Should we be surprised that we have created a generation of idiots? Hardly. In entertainment this is an audience who watches programs such as “Are you smarter than a 5th grader?” Why we set the bar so low, not even at the junior high school level, is probably because we have little conviction the adults in the audience would be competitive if the curriculum was more challenging.
News today is in an economic crisis. Networks are closing their overseas bureaus preferring to simplify and voice over material from bases in London. Former CBS correspondent Tom Fenton warned of the consequences of this in his book Bad News: The Decline of Reporting, the Business of News, and the Danger to Us All. What was bad then (2005) as overseas bureaus were closed and reporters on the ground in distant lands were fired is being replicated today by ABC News in the United States. One cannot cover news as if it is an exercise in distance learning. Nothing can be substituted for feet on the ground, eyes on the scene local knowledge of the people and institutions making important decisions and creating news.
The point is this — when confronted by a survey that the audience doesn’t trust its sources of news is really not that unexpected. Distressing to professional news people – yes, it should be. Distressing to any one who cares about an educated public, yes! it should be too. But is it the fault of news, per se? Partially of course.
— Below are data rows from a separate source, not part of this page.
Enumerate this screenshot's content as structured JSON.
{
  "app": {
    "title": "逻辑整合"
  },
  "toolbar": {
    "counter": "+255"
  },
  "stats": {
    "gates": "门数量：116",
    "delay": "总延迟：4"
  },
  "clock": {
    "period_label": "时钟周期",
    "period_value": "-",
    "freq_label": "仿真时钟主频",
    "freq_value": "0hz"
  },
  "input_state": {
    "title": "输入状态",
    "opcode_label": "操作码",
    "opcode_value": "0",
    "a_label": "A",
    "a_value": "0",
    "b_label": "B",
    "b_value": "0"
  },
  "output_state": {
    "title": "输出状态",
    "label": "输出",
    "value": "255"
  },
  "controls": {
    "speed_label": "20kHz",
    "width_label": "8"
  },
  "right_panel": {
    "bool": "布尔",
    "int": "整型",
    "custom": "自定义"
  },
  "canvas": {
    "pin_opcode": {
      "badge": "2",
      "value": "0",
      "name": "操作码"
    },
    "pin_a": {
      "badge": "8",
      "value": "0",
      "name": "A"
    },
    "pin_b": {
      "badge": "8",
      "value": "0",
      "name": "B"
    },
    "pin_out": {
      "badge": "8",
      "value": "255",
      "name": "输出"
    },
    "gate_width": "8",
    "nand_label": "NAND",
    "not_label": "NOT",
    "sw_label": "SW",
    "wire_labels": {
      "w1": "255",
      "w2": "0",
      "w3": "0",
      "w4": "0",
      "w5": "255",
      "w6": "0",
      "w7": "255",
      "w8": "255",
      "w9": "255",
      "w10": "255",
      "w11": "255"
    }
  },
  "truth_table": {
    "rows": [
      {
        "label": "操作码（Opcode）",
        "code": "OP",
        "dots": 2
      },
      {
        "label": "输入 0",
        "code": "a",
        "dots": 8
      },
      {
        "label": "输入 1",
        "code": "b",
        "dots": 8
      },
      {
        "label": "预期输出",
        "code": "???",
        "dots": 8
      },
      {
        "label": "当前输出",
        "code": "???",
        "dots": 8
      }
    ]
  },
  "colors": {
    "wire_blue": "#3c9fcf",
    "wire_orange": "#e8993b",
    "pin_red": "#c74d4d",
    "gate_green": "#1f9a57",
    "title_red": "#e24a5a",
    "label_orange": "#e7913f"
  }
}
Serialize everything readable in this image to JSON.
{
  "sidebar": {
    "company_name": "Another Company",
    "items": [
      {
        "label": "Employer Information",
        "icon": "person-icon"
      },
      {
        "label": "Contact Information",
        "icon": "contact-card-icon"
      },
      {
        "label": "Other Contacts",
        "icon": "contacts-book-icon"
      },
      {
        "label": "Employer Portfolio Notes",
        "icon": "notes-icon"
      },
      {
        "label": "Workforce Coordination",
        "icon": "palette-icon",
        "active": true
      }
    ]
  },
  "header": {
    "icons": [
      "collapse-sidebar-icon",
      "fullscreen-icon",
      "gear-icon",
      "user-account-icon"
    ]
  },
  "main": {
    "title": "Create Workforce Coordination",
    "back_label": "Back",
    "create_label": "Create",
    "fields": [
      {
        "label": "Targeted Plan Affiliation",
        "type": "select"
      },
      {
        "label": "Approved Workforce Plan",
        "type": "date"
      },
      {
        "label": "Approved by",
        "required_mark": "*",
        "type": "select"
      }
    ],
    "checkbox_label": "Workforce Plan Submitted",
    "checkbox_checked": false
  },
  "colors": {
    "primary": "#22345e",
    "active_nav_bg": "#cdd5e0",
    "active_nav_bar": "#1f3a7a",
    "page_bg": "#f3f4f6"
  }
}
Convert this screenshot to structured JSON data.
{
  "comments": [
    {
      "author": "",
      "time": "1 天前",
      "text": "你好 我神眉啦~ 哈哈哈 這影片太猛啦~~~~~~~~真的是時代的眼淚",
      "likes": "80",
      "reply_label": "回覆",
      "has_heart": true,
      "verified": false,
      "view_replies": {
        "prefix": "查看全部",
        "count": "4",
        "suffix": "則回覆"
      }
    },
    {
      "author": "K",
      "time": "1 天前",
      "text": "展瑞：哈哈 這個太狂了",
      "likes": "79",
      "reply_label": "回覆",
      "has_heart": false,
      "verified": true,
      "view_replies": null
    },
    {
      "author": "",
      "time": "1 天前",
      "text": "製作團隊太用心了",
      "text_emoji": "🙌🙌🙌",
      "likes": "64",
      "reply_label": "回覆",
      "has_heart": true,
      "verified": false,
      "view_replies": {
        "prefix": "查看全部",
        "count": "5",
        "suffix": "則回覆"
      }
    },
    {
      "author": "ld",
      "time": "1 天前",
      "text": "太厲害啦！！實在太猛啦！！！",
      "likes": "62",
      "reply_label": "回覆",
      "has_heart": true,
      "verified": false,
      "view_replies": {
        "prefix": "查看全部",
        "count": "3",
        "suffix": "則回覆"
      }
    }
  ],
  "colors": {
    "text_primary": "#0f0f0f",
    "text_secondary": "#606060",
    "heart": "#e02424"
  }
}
The blame or responsibility for this is at the feet of a society which doesn’t really seem to value its news, or any one that gives lip service to news instead of really understanding and wanting to be taxed with serious substance, instead of the pabulum that has passed as news for so long?
There is blame for many – for education systems that don’t teach the value of news and information; for individuals who shun anything but infotainment, and then participate in surveys to say they don’t trust news.
It prompts me to wonder, just who do they trust? Who do you trust? Comment or email… let me know what you think?